UN human rights chief Michelle Bachelet calls environment threats 'greatest challenge to human rights'text_fields
The UN High Commissioner for Human Rights Michelle Bachelet on Monday said that environmental threats from pollution and climate change will soon become the biggest challenge to human rights. She was speaking at the opening of the 48th session of the UN Human Rights Council in Geneva.
Talking to the UN Council, Michelle Bachelet warned that these environmental threats will intensify to constitute the single greatest challenge to human rights of our era and added that these threats are causing and deepening conflicts across the world.
She called climate change, pollution, and nature loss "the triple planetary crises" and pointed out the recent "extreme and murderous" climate events such as fires in Siberia and California, and floods in China, Germany, and Turkey. The UN Rights Chief noted that drought was potentially forcing millions of people into misery, hunger, and displacement.
"The interlinked crises of pollution, climate change, and biodiversity act as threat multipliers amplifying conflicts, tensions, and structural inequalities, and forcing people into increasingly vulnerable situations," said Bachelet.
"We must set the bar higher – indeed, our common future depends on it," she added. She also noted that countries are consistently failing to take the necessary action to curb climate change.
She also stated that these threats were already "directly and severely impacting a broad range of rights, including the rights to adequate food, water, education, housing, health, development, and even life itself.
"Environmental damage usually hurts the poorest people and nations the most, as they often have the least capacity to respond," said the former Chilean president.

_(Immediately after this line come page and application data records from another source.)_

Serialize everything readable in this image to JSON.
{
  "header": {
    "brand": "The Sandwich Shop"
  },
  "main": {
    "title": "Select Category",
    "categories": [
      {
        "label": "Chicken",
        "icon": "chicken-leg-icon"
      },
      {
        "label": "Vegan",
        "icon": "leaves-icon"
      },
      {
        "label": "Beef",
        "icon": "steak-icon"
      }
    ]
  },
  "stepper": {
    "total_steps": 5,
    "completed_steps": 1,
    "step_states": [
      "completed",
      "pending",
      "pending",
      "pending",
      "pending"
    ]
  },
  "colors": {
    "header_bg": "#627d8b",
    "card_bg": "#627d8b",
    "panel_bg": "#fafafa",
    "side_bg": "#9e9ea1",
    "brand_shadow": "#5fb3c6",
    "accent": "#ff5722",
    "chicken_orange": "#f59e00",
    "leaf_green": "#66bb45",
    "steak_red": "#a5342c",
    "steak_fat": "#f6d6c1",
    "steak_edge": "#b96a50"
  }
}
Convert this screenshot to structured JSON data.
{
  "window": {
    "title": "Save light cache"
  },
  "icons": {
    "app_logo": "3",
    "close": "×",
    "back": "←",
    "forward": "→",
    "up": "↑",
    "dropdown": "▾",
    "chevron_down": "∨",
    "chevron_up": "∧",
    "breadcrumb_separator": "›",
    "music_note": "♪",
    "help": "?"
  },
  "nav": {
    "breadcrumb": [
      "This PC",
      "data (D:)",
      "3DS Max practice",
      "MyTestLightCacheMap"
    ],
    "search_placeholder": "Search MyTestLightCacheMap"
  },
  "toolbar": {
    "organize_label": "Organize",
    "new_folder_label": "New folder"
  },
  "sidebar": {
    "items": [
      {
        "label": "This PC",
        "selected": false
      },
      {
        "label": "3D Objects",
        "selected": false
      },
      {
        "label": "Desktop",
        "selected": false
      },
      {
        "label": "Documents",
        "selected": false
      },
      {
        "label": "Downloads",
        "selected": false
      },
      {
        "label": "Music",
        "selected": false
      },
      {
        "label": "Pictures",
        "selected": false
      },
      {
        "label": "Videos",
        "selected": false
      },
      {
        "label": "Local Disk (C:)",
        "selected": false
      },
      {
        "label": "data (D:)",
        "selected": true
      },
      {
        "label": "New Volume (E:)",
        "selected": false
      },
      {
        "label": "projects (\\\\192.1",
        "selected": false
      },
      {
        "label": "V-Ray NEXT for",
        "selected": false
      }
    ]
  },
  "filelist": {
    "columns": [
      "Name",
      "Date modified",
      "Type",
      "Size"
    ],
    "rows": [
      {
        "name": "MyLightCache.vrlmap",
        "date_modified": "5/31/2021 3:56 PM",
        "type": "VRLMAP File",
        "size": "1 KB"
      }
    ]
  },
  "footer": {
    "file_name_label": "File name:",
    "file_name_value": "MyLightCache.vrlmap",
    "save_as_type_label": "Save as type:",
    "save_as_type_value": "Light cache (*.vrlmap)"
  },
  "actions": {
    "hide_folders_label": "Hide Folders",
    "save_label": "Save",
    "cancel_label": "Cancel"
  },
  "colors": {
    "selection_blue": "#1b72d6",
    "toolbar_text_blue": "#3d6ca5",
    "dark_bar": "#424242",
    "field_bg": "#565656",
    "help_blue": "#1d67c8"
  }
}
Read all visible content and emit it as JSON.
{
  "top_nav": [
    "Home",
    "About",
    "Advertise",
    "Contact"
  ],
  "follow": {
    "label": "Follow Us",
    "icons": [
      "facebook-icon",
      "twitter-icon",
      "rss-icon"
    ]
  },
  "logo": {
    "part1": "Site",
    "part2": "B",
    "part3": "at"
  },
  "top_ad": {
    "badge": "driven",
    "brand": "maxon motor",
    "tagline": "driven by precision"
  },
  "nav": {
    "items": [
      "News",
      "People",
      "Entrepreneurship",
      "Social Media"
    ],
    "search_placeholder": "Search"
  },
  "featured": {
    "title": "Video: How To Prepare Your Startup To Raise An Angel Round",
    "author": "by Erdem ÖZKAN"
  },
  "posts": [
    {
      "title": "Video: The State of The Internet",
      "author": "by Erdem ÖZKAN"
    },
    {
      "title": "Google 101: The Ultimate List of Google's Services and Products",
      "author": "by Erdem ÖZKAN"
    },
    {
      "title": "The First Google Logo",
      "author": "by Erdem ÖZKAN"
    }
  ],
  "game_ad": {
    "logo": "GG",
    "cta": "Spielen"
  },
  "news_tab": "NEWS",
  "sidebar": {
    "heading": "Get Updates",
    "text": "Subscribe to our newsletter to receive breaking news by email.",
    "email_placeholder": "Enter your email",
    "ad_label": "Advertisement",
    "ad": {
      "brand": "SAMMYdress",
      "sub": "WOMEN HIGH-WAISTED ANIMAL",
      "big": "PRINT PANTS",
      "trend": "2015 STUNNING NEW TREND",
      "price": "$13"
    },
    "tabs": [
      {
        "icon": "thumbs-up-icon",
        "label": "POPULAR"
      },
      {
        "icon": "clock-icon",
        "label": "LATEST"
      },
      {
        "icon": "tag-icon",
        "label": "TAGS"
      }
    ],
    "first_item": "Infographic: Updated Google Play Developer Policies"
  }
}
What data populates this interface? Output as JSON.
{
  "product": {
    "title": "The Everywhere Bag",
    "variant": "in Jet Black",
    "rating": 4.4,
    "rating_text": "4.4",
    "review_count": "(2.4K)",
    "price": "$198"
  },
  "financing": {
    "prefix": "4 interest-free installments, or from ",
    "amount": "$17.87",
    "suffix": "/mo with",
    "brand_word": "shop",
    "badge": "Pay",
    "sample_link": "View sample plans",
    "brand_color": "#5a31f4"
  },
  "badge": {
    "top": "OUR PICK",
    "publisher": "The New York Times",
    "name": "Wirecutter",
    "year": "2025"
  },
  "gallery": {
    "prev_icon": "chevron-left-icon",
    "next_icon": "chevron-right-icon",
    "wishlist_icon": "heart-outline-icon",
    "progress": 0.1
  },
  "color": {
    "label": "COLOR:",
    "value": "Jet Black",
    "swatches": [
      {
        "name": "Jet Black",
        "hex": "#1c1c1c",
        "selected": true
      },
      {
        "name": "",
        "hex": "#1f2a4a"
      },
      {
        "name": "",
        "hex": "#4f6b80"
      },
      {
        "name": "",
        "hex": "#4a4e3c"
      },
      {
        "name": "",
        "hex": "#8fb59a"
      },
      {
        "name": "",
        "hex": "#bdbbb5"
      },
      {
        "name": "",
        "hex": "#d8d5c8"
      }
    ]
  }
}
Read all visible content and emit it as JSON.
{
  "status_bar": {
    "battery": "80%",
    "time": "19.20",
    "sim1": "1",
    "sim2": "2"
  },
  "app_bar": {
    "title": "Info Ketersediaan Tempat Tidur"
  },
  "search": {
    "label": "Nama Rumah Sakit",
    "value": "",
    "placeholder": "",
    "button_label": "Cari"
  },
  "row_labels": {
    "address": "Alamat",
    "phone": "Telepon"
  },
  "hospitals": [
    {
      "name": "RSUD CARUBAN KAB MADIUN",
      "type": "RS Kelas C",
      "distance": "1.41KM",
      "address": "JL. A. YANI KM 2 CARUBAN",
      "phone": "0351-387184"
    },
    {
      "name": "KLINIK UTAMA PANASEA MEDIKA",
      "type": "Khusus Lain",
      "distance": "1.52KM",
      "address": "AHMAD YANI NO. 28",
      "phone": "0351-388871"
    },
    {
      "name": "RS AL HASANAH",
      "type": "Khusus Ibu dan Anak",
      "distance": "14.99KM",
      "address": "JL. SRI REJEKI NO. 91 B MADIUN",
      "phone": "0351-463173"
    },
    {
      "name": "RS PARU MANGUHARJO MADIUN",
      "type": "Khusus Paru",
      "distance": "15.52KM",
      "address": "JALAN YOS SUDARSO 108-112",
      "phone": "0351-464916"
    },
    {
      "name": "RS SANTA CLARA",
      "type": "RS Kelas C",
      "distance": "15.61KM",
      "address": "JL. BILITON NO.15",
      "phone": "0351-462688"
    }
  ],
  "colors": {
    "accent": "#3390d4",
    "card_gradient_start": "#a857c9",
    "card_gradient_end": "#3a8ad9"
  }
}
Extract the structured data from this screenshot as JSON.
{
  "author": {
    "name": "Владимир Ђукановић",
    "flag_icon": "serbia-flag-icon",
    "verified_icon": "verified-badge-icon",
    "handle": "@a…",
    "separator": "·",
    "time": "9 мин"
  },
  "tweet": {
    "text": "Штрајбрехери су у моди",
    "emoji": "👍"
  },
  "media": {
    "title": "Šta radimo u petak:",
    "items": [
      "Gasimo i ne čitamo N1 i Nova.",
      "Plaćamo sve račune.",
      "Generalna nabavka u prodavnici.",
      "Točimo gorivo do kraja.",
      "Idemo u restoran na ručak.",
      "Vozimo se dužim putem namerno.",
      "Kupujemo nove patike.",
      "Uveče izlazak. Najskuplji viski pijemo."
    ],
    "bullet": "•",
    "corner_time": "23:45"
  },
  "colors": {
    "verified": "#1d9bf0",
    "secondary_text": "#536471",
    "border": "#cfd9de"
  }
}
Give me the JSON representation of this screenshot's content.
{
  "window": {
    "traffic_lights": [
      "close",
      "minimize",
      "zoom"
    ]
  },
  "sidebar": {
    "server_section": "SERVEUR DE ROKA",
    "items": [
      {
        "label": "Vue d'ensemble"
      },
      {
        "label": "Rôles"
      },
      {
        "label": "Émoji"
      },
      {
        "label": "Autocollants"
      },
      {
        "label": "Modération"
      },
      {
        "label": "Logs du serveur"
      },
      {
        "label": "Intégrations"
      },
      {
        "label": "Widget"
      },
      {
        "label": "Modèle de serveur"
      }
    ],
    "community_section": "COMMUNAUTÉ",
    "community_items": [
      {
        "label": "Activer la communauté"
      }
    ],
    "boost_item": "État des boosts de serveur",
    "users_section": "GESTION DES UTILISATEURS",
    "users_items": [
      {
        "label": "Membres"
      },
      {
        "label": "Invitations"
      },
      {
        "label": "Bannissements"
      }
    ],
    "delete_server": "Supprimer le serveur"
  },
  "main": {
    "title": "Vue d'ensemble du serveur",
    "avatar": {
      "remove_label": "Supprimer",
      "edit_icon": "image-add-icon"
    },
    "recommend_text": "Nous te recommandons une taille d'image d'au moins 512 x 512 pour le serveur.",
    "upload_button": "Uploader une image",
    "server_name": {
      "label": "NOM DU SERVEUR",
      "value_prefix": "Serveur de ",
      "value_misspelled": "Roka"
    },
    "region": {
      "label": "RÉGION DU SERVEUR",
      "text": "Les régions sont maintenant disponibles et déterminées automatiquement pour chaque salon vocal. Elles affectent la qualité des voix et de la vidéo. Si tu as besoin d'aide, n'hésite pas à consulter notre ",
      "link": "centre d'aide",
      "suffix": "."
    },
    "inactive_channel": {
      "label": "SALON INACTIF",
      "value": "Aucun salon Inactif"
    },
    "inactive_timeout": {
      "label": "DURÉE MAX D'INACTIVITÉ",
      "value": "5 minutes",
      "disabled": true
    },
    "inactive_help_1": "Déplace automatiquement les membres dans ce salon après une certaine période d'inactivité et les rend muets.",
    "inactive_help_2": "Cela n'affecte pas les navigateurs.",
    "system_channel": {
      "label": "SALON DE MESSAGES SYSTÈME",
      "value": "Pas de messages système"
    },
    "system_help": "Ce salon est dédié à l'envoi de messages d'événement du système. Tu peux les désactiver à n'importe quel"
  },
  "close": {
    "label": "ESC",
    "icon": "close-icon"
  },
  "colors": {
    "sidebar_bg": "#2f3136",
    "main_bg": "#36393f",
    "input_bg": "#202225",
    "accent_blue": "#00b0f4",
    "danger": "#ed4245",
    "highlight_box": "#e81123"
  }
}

Bachelet said that addressing the environmental crisis is "a humanitarian imperative, a human rights imperative, a peace-building imperative and a development imperative". She added that it is doable and her office would push for more ambitious, rights-based commitments.
The 47-member United Nations Human Rights Council has started its four-week session which will discuss the human rights records of over 40 countries. Nearly 90 reports on a wide range of thematic issues will be presented.